**What you are asked to do**.
Will you write out all the entries below exactly?

(Dataset rows for apps and sites)

§

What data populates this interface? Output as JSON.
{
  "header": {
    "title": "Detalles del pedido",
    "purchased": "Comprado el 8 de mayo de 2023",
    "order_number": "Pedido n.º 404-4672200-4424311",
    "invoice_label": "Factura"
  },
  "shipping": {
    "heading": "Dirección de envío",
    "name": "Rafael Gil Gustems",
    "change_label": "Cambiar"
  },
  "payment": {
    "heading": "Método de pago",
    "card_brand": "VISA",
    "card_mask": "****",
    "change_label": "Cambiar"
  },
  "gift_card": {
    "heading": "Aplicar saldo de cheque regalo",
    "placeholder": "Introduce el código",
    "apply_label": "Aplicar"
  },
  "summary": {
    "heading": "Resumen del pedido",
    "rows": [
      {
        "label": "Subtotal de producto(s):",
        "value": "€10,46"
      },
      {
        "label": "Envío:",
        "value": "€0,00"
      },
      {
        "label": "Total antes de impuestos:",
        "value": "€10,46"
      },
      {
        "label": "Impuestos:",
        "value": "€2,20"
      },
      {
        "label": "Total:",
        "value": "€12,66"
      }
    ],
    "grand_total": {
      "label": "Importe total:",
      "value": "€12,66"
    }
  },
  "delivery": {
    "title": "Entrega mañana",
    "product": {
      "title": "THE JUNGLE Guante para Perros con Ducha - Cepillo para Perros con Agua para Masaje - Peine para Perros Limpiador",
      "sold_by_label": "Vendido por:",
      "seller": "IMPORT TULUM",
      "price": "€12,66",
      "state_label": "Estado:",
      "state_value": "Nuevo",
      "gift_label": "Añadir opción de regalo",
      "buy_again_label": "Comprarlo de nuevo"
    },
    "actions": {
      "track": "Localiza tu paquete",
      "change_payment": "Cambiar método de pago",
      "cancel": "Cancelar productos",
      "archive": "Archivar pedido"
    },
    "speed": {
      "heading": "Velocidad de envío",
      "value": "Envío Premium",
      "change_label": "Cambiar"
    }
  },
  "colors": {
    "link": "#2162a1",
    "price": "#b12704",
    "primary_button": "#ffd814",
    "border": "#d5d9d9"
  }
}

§

**Result of this task**.
What data populates this interface? Output as JSON.
{
  "header": {
    "title": "Detalles del pedido",
    "purchased": "Comprado el 8 de mayo de 2023",
    "order_number": "Pedido n.º 404-4672200-4424311",
    "invoice_label": "Factura"
  },
  "shipping": {
    "heading": "Dirección de envío",
    "name": "Rafael Gil Gustems",
    "change_label": "Cambiar"
  },
  "payment": {
    "heading": "Método de pago",
    "card_brand": "VISA",
    "card_mask": "****",
    "change_label": "Cambiar"
  },
  "gift_card": {
    "heading": "Aplicar saldo de cheque regalo",
    "placeholder": "Introduce el código",
    "apply_label": "Aplicar"
  },
  "summary": {
    "heading": "Resumen del pedido",
    "rows": [
      {
        "label": "Subtotal de producto(s):",
        "value": "€10,46"
      },
      {
        "label": "Envío:",
        "value": "€0,00"
      },
      {
        "label": "Total antes de impuestos:",
        "value": "€10,46"
      },
      {
        "label": "Impuestos:",
        "value": "€2,20"
      },
      {
        "label": "Total:",
        "value": "€12,66"
      }
    ],
    "grand_total": {
      "label": "Importe total:",
      "value": "€12,66"
    }
  },
  "delivery": {
    "title": "Entrega mañana",
    "product": {
      "title": "THE JUNGLE Guante para Perros con Ducha - Cepillo para Perros con Agua para Masaje - Peine para Perros Limpiador",
      "sold_by_label": "Vendido por:",
      "seller": "IMPORT TULUM",
      "price": "€12,66",
      "state_label": "Estado:",
      "state_value": "Nuevo",
      "gift_label": "Añadir opción de regalo",
      "buy_again_label": "Comprarlo de nuevo"
    },
    "actions": {
      "track": "Localiza tu paquete",
      "change_payment": "Cambiar método de pago",
      "cancel": "Cancelar productos",
      "archive": "Archivar pedido"
    },
    "speed": {
      "heading": "Velocidad de envío",
      "value": "Envío Premium",
      "change_label": "Cambiar"
    }
  },
  "colors": {
    "link": "#2162a1",
    "price": "#b12704",
    "primary_button": "#ffd814",
    "border": "#d5d9d9"
  }
}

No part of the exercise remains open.